Wells Fargo in San Francisco entered into a new consent order and agreed to pay more than $3.7 billion to settle a range of claims by the Consumer Financial Protection Bureau.
The $1.9 trillion-asset Wells will pay more than $2 billion in redress to consumers and a $1.7 billion civil penalty to address the CFPB’s concerns with auto lending, mortgages and deposit accounts.
The CFPB had claimed that Wells has illegally repossessed vehicles, charged surprise consumer fees and wrongfully foreclosed on homes. The agency said in a press release that Wells will pay redress to more than 16 million consumer accounts.
Wells said in a separate press release that the CFPB terminated an August 2016 consent order tied to student loan servicing and provided clarity and “a path forward” for removing an April 2018 consent order.
“The CFPB recognized that since 2020, the company has accelerated corrective actions and remediation, including [addressing] the matters covered by today’s settlement,” Wells said in its release. “The required actions related to many of the matters described in the settlement are already substantially complete.”
“As we have said before, we and our regulators have identified a series of unacceptable practices that we have been working systematically to change and provide customer remediation where warranted,” Charlie Scharf, Wells’ CEO, said in the release.
“This far-reaching agreement is an important milestone in our work to transform the operating practices at Wells Fargo and to put these issues behind us,” Scharf said. “Our top priority is to continue to build a risk and control infrastructure that reflects the size and complexity of Wells Fargo and run the company in a more controlled, disciplined way.”
Wells said it expects an operating losses expense of roughly $3.5 billion in the fourth quarter.

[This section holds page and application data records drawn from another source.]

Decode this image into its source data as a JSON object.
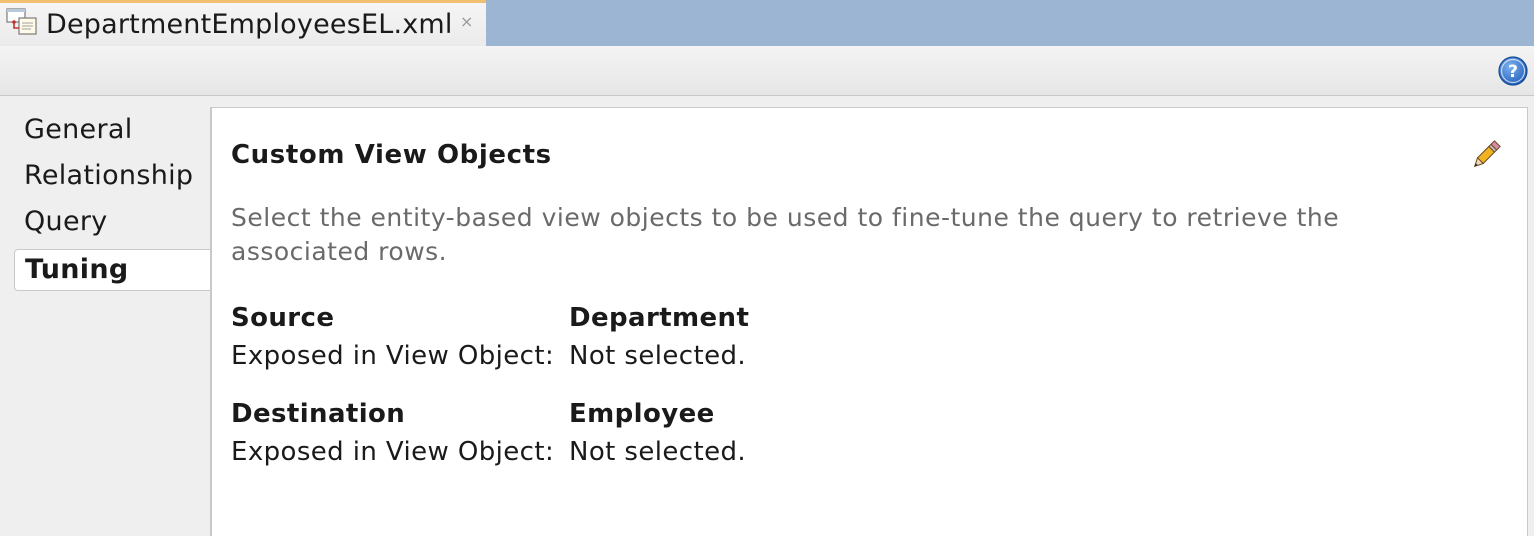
{
  "tab": {
    "title": "DepartmentEmployeesEL.xml",
    "close_glyph": "×",
    "icon": "xml-file-icon"
  },
  "toolbar": {
    "help_icon": "help-icon"
  },
  "sidebar": {
    "items": [
      {
        "label": "General",
        "selected": false
      },
      {
        "label": "Relationship",
        "selected": false
      },
      {
        "label": "Query",
        "selected": false
      },
      {
        "label": "Tuning",
        "selected": true
      }
    ]
  },
  "panel": {
    "title": "Custom View Objects",
    "description": "Select the entity-based view objects to be used to fine-tune the query to retrieve the associated rows.",
    "edit_icon": "pencil-icon",
    "source": {
      "heading": "Source",
      "entity": "Department",
      "exposed_label": "Exposed in View Object:",
      "exposed_value": "Not selected."
    },
    "destination": {
      "heading": "Destination",
      "entity": "Employee",
      "exposed_label": "Exposed in View Object:",
      "exposed_value": "Not selected."
    }
  },
  "colors": {
    "tabstrip_bg": "#9bb5d3",
    "tab_accent": "#f0c070",
    "help_blue": "#2a6fd0",
    "description_gray": "#6a6a6a"
  }
}
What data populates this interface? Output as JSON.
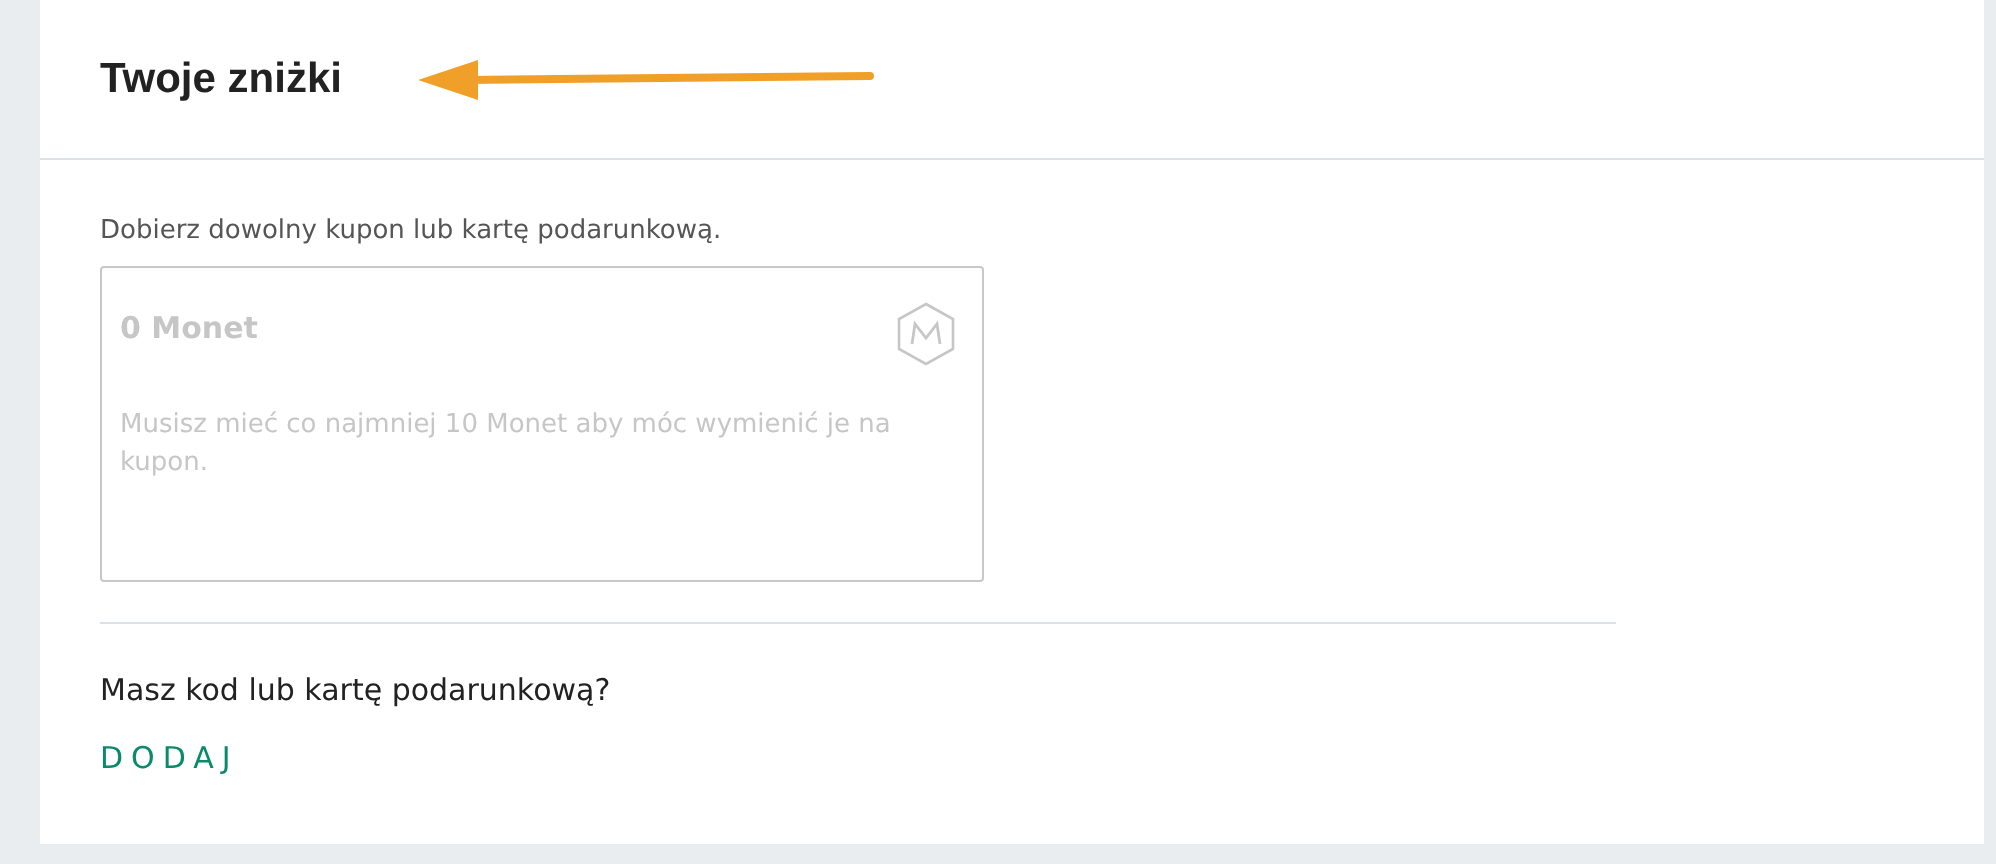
{
  "header": {
    "title": "Twoje zniżki"
  },
  "intro": "Dobierz dowolny kupon lub kartę podarunkową.",
  "coin_card": {
    "title": "0 Monet",
    "message": "Musisz mieć co najmniej 10 Monet aby móc wymienić je na kupon.",
    "disabled": true
  },
  "redeem": {
    "question": "Masz kod lub kartę podarunkową?",
    "action": "DODAJ"
  }
}
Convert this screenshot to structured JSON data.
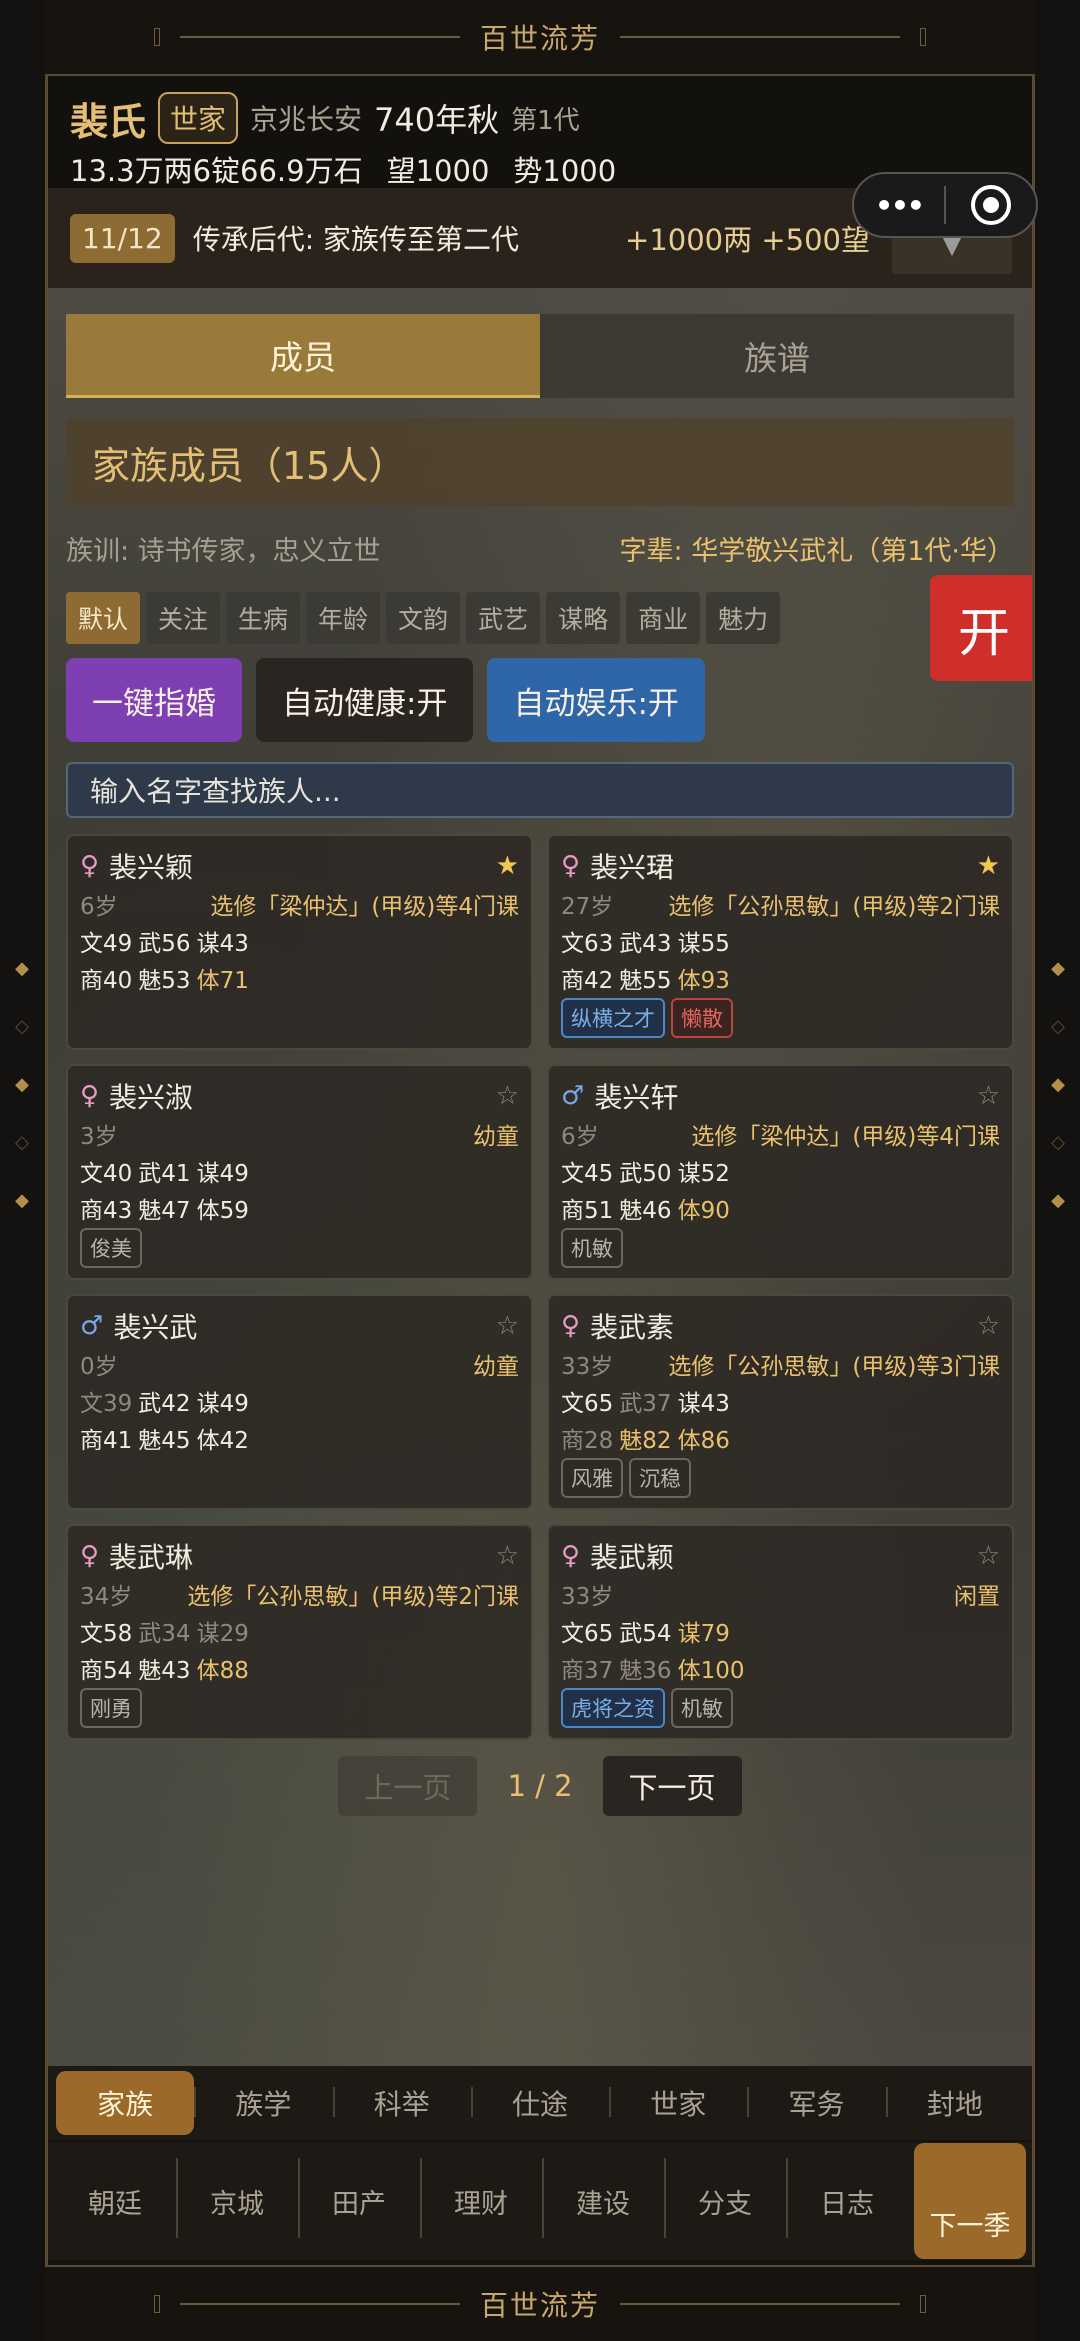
{
  "banner_title": "百世流芳",
  "header": {
    "clan": "裴氏",
    "rank_badge": "世家",
    "location": "京兆长安",
    "year": "740年秋",
    "generation": "第1代",
    "wealth": "13.3万两6锭66.9万石",
    "prestige": "望1000",
    "power": "势1000"
  },
  "quest": {
    "progress": "11/12",
    "text": "传承后代: 家族传至第二代",
    "reward": "+1000两 +500望",
    "dropdown": "▼"
  },
  "tabs": [
    "成员",
    "族谱"
  ],
  "section_title": "家族成员（15人）",
  "motto": "族训: 诗书传家，忠义立世",
  "zibei": "字辈: 华学敬兴武礼（第1代·华）",
  "filters": [
    "默认",
    "关注",
    "生病",
    "年龄",
    "文韵",
    "武艺",
    "谋略",
    "商业",
    "魅力"
  ],
  "open_button": "开",
  "actions": {
    "marriage": "一键指婚",
    "auto_health": "自动健康:开",
    "auto_fun": "自动娱乐:开"
  },
  "search": {
    "placeholder": "输入名字查找族人..."
  },
  "members": [
    {
      "sex": "♀",
      "name": "裴兴颖",
      "star": "★",
      "age": "6岁",
      "status": "选修「梁仲达」(甲级)等4门课",
      "wen": "文49",
      "wu": "武56",
      "mou": "谋43",
      "shang": "商40",
      "mei": "魅53",
      "ti": "体71",
      "tags": []
    },
    {
      "sex": "♀",
      "name": "裴兴珺",
      "star": "★",
      "age": "27岁",
      "status": "选修「公孙思敏」(甲级)等2门课",
      "wen": "文63",
      "wu": "武43",
      "mou": "谋55",
      "shang": "商42",
      "mei": "魅55",
      "ti": "体93",
      "tags": [
        "纵横之才",
        "懒散"
      ]
    },
    {
      "sex": "♀",
      "name": "裴兴淑",
      "star": "☆",
      "age": "3岁",
      "status": "幼童",
      "wen": "文40",
      "wu": "武41",
      "mou": "谋49",
      "shang": "商43",
      "mei": "魅47",
      "ti": "体59",
      "tags": [
        "俊美"
      ]
    },
    {
      "sex": "♂",
      "name": "裴兴轩",
      "star": "☆",
      "age": "6岁",
      "status": "选修「梁仲达」(甲级)等4门课",
      "wen": "文45",
      "wu": "武50",
      "mou": "谋52",
      "shang": "商51",
      "mei": "魅46",
      "ti": "体90",
      "tags": [
        "机敏"
      ]
    },
    {
      "sex": "♂",
      "name": "裴兴武",
      "star": "☆",
      "age": "0岁",
      "status": "幼童",
      "wen": "文39",
      "wu": "武42",
      "mou": "谋49",
      "shang": "商41",
      "mei": "魅45",
      "ti": "体42",
      "tags": []
    },
    {
      "sex": "♀",
      "name": "裴武素",
      "star": "☆",
      "age": "33岁",
      "status": "选修「公孙思敏」(甲级)等3门课",
      "wen": "文65",
      "wu": "武37",
      "mou": "谋43",
      "shang": "商28",
      "mei": "魅82",
      "ti": "体86",
      "tags": [
        "风雅",
        "沉稳"
      ]
    },
    {
      "sex": "♀",
      "name": "裴武琳",
      "star": "☆",
      "age": "34岁",
      "status": "选修「公孙思敏」(甲级)等2门课",
      "wen": "文58",
      "wu": "武34",
      "mou": "谋29",
      "shang": "商54",
      "mei": "魅43",
      "ti": "体88",
      "tags": [
        "刚勇"
      ]
    },
    {
      "sex": "♀",
      "name": "裴武颖",
      "star": "☆",
      "age": "33岁",
      "status": "闲置",
      "wen": "文65",
      "wu": "武54",
      "mou": "谋79",
      "shang": "商37",
      "mei": "魅36",
      "ti": "体100",
      "tags": [
        "虎将之资",
        "机敏"
      ]
    }
  ],
  "pager": {
    "prev": "上一页",
    "page": "1 / 2",
    "next": "下一页"
  },
  "nav1": [
    "家族",
    "族学",
    "科举",
    "仕途",
    "世家",
    "军务",
    "封地"
  ],
  "nav2": [
    "朝廷",
    "京城",
    "田产",
    "理财",
    "建设",
    "分支",
    "日志"
  ],
  "next_season": "下一季",
  "colors": {
    "gold": "#e3be74",
    "accent_brown": "#9b6a2b",
    "purple": "#7d3fb1",
    "blue": "#2f66a8",
    "red": "#cf2e2a"
  }
}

The loss will include the incremental costs of the CFPB civil penalty and related customer remediation, along with amounts tied to outstanding litigation matters and other customer remediation.